AIM OF THE EXERCISE:
Copy the listing out exactly as shown.

DATASET:
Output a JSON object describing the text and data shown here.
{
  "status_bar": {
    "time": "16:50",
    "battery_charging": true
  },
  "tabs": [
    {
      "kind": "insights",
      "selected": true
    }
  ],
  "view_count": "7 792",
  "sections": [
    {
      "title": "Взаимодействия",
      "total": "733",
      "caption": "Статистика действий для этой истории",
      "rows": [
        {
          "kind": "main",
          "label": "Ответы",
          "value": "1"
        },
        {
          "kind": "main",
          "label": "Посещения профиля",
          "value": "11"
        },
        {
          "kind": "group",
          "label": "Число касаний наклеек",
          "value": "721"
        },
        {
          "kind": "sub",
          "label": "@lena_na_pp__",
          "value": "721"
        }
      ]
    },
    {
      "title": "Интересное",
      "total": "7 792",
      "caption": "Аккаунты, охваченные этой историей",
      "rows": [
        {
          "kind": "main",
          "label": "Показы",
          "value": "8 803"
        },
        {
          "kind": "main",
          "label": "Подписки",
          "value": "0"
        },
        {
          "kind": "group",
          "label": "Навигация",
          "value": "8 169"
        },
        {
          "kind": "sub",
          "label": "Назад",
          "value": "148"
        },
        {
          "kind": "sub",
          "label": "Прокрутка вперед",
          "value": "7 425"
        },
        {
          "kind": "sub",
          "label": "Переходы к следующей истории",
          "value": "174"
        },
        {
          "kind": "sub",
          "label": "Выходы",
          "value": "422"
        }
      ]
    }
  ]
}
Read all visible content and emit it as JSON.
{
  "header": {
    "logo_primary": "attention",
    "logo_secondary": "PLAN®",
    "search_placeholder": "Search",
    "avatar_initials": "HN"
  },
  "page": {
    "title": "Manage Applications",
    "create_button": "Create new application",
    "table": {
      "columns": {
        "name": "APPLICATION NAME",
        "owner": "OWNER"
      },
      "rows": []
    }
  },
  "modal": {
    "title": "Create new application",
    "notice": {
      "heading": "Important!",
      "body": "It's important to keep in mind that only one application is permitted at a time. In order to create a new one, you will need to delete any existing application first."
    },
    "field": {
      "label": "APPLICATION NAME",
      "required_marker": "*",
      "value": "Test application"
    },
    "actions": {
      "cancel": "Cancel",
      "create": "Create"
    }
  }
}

WORKED SOLUTION:
Output a JSON object describing the text and data shown here.
{
  "status_bar": {
    "time": "16:50",
    "battery_charging": true
  },
  "tabs": [
    {
      "kind": "insights",
      "selected": true
    }
  ],
  "view_count": "7 792",
  "sections": [
    {
      "title": "Взаимодействия",
      "total": "733",
      "caption": "Статистика действий для этой истории",
      "rows": [
        {
          "kind": "main",
          "label": "Ответы",
          "value": "1"
        },
        {
          "kind": "main",
          "label": "Посещения профиля",
          "value": "11"
        },
        {
          "kind": "group",
          "label": "Число касаний наклеек",
          "value": "721"
        },
        {
          "kind": "sub",
          "label": "@lena_na_pp__",
          "value": "721"
        }
      ]
    },
    {
      "title": "Интересное",
      "total": "7 792",
      "caption": "Аккаунты, охваченные этой историей",
      "rows": [
        {
          "kind": "main",
          "label": "Показы",
          "value": "8 803"
        },
        {
          "kind": "main",
          "label": "Подписки",
          "value": "0"
        },
        {
          "kind": "group",
          "label": "Навигация",
          "value": "8 169"
        },
        {
          "kind": "sub",
          "label": "Назад",
          "value": "148"
        },
        {
          "kind": "sub",
          "label": "Прокрутка вперед",
          "value": "7 425"
        },
        {
          "kind": "sub",
          "label": "Переходы к следующей истории",
          "value": "174"
        },
        {
          "kind": "sub",
          "label": "Выходы",
          "value": "422"
        }
      ]
    }
  ]
}
Read all visible content and emit it as JSON.
{
  "header": {
    "logo_primary": "attention",
    "logo_secondary": "PLAN®",
    "search_placeholder": "Search",
    "avatar_initials": "HN"
  },
  "page": {
    "title": "Manage Applications",
    "create_button": "Create new application",
    "table": {
      "columns": {
        "name": "APPLICATION NAME",
        "owner": "OWNER"
      },
      "rows": []
    }
  },
  "modal": {
    "title": "Create new application",
    "notice": {
      "heading": "Important!",
      "body": "It's important to keep in mind that only one application is permitted at a time. In order to create a new one, you will need to delete any existing application first."
    },
    "field": {
      "label": "APPLICATION NAME",
      "required_marker": "*",
      "value": "Test application"
    },
    "actions": {
      "cancel": "Cancel",
      "create": "Create"
    }
  }
}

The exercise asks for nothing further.